▶ **DATA PROVIDED**:
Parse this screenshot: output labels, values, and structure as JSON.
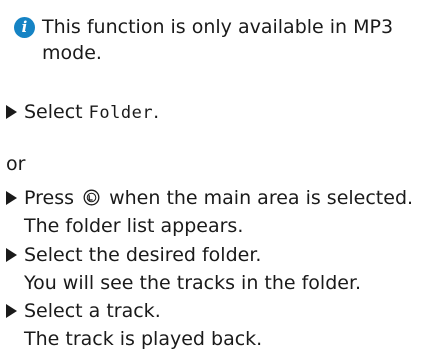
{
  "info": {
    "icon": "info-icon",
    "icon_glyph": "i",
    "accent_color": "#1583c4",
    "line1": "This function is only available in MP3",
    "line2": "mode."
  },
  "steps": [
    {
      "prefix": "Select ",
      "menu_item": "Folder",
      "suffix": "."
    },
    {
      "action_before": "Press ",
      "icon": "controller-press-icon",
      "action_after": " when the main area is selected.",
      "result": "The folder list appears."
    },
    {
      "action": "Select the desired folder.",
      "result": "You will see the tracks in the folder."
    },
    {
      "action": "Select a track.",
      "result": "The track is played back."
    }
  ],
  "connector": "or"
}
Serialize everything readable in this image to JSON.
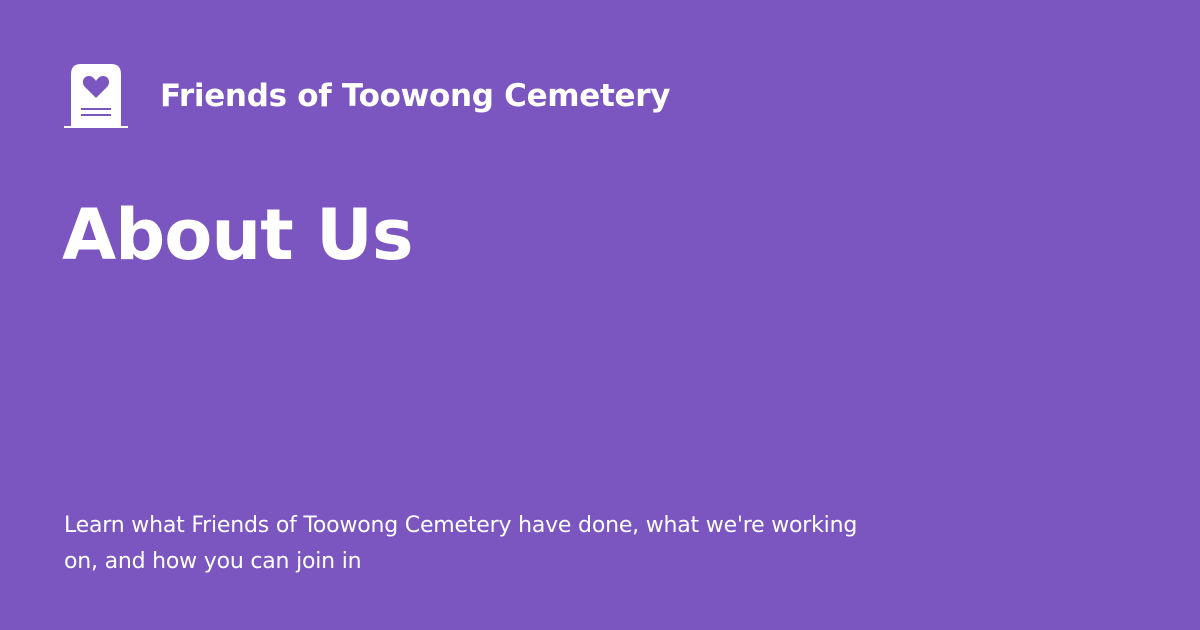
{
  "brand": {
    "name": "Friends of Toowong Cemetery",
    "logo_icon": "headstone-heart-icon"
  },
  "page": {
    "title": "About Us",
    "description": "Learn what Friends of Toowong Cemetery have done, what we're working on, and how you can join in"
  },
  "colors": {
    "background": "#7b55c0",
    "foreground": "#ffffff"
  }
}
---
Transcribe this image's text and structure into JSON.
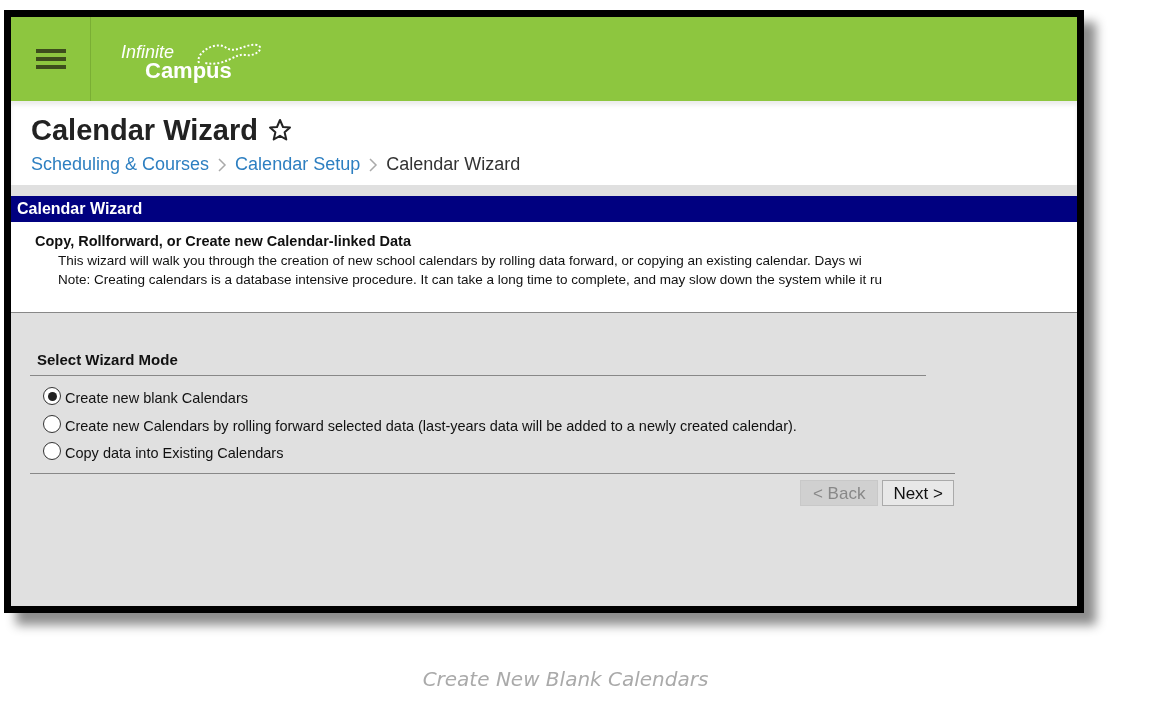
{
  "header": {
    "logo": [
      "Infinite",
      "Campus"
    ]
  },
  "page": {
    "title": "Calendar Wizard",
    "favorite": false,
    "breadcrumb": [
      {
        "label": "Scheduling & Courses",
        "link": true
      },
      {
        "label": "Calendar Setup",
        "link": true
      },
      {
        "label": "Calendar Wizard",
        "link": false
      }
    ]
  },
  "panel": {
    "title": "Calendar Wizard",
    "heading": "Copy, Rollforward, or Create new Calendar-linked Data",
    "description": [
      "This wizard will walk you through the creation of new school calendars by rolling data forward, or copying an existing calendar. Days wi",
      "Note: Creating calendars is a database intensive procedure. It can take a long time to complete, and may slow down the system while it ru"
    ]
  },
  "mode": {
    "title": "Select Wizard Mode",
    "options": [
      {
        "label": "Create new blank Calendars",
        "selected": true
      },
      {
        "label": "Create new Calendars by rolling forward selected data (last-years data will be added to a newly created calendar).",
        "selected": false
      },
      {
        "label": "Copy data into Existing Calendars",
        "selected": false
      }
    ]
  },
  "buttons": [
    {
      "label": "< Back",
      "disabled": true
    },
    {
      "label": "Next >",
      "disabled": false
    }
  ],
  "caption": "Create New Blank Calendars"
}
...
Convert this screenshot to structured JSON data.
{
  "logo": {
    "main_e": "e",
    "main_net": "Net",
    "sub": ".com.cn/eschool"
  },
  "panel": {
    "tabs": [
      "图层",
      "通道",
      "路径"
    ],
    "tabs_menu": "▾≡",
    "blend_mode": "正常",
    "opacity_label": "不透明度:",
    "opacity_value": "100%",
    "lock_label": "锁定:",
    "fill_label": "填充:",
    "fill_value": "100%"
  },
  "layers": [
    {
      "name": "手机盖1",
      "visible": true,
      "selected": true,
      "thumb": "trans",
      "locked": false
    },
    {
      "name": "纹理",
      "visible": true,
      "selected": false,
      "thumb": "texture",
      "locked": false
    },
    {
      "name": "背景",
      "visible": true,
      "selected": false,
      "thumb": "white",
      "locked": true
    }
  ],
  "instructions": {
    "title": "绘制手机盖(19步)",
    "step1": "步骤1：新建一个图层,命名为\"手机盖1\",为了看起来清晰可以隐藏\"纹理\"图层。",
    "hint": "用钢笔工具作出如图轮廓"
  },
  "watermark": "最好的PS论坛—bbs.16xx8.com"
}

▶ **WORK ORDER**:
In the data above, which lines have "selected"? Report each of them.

▶ **FINISHED TASK**:
      "action_after": " when the main area is selected.",
        "selected": true
        "label": "Create new Calendars by rolling forward selected data (last-years data will be added to a newly created calendar).",
        "selected": false
        "selected": false
      "selected": true,
      "selected": false,
      "selected": false,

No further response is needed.